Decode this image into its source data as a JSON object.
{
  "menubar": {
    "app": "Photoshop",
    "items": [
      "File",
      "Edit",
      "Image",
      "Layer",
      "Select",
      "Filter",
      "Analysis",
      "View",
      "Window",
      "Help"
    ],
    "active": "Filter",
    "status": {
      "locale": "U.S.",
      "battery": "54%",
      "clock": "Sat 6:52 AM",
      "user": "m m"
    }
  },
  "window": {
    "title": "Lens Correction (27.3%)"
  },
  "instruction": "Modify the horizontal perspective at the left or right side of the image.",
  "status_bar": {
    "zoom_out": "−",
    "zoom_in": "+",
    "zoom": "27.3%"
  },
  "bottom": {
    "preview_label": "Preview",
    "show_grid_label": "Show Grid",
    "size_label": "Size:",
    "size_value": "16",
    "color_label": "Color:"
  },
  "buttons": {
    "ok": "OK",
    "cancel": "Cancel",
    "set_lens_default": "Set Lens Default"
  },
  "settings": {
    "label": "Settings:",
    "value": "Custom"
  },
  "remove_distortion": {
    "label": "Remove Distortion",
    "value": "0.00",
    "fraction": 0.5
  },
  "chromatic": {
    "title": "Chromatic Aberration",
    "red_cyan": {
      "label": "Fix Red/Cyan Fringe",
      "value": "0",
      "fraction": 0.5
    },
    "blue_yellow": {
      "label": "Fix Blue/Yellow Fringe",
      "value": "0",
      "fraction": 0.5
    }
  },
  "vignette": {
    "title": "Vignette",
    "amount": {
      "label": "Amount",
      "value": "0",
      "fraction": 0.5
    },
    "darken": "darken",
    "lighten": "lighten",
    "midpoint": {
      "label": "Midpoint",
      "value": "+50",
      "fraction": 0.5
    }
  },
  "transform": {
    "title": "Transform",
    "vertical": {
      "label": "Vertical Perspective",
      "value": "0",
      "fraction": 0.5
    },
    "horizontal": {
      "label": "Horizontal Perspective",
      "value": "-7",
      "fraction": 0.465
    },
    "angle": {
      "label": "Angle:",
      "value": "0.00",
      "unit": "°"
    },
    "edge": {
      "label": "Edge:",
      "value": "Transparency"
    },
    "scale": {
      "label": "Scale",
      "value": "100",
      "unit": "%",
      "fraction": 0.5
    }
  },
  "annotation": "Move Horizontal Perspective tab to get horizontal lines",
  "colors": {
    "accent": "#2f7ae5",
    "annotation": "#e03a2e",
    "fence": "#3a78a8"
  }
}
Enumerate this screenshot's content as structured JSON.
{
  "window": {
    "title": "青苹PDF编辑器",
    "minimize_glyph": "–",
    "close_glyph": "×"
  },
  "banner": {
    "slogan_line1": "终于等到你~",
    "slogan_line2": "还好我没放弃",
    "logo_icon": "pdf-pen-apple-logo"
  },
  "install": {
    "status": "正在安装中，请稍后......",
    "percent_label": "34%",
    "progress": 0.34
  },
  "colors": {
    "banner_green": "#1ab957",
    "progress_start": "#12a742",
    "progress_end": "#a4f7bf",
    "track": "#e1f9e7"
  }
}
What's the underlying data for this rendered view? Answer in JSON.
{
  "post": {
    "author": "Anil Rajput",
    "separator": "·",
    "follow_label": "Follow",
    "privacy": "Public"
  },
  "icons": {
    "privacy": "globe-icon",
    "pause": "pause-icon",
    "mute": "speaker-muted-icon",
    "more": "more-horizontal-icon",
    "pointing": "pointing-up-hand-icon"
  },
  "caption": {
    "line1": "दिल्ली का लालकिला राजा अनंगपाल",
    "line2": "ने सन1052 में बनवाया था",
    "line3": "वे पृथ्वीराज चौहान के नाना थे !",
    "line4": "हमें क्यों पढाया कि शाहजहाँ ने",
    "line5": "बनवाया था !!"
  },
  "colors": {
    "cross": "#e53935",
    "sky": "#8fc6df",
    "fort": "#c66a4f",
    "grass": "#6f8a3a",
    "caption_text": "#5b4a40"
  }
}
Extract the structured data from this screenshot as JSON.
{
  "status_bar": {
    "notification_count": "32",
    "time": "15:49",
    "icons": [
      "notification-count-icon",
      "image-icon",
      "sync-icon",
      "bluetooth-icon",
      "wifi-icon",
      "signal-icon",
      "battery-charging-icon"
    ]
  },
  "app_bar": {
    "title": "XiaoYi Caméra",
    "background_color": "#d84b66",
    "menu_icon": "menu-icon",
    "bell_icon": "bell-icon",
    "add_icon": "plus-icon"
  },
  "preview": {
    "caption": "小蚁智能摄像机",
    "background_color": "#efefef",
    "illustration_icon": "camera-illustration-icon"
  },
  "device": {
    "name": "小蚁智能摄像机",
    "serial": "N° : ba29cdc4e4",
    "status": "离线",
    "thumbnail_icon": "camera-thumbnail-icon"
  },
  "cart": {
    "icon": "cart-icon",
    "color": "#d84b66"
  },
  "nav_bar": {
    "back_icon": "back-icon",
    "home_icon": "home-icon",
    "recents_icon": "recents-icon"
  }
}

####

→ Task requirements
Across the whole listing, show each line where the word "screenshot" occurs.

→ Written response
Enumerate this screenshot's content as structured JSON.
Extract the structured data from this screenshot as JSON.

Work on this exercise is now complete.